The pledge means that organisations will agree to meet the M.A.’s standard, which specifically asks that employers create a supportive work environment, understand and implement the rules around pregnancy-related leave, have a policy or guidance in place and support people and their partners in getting back to work.

Absence for miscarriage is protected by pregnancy-related rules, meaning that it cannot be used against affected employers in any way, and it must be recorded separately to general sickness.

However, in a survey conducted by the M.A., almost half of respondents felt they had to return to work before they were ready, with many not knowing or being told about their right to pregnancy-related leave.

Companies who have already signed the pledge include the Co-op, with chief financial officer Shirine Khoury-Haq commenting:

By creating a supportive environment companies can go a long way in easing the stress that people in this situation often feel.

The Miscarriage Association National Director, Ruth Bender Atik, said:

Since we launched our workplace resources a year ago, it’s been very heartening to see so many organisations, large and small, who are already committed to supporting their staff through what can be an extremely distressing experience.

But we know there is more to be done and our aim is that every workplace acknowledges the impact of pregnancy loss and treats their staff with empathy and understanding.





Megan McElroy is a second year English Literature student at the University of Warwick.

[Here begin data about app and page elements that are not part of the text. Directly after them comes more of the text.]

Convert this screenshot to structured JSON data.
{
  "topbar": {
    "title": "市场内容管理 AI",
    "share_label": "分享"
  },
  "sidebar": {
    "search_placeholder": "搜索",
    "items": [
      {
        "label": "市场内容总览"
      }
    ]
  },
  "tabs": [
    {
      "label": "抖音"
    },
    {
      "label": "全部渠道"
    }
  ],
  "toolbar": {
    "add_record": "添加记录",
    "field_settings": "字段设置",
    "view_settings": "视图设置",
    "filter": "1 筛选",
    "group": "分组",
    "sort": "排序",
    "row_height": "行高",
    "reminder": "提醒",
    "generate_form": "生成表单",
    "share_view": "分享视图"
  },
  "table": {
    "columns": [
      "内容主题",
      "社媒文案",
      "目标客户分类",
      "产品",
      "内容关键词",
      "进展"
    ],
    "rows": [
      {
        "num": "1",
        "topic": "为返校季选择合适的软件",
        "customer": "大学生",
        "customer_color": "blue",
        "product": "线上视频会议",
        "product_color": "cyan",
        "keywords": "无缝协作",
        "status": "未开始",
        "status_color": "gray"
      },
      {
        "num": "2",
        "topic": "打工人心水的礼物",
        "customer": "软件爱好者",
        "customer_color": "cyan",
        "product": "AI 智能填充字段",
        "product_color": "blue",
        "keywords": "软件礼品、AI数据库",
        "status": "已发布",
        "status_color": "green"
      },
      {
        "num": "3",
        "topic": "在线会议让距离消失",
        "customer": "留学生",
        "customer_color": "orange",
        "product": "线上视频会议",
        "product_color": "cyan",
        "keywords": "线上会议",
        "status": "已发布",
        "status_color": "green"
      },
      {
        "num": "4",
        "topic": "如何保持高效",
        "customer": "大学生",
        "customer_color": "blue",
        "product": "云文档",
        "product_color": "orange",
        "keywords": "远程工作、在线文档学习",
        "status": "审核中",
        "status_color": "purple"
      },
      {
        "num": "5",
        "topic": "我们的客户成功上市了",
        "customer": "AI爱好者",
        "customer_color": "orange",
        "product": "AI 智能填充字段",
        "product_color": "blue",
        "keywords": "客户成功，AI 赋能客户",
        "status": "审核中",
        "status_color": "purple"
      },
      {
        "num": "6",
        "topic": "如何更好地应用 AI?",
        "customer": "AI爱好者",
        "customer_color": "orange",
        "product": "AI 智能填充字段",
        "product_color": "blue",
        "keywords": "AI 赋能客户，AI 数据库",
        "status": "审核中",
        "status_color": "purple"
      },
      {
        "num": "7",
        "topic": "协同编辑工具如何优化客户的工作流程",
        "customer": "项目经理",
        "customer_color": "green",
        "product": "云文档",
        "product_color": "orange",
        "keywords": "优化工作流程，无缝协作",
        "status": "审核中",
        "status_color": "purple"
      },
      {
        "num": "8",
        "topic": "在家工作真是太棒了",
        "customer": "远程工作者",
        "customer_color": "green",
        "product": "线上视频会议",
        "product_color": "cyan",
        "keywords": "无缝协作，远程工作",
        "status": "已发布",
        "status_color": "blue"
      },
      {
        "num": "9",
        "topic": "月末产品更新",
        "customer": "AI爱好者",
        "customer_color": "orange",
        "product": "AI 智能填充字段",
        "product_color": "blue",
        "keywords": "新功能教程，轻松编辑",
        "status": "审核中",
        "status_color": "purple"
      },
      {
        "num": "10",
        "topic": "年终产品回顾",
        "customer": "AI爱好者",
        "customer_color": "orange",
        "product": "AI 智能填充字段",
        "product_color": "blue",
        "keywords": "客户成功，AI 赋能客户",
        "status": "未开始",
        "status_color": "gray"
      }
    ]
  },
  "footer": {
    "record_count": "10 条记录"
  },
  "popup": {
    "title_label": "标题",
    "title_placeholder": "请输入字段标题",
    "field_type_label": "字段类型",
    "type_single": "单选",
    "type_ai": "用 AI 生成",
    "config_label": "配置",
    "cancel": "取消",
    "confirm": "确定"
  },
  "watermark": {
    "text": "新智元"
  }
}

As Editorial Intern for HRreview, her interests include employment law and public policy. In relation to her degree, her favourite areas of study include Small Press Publishing and political poetry.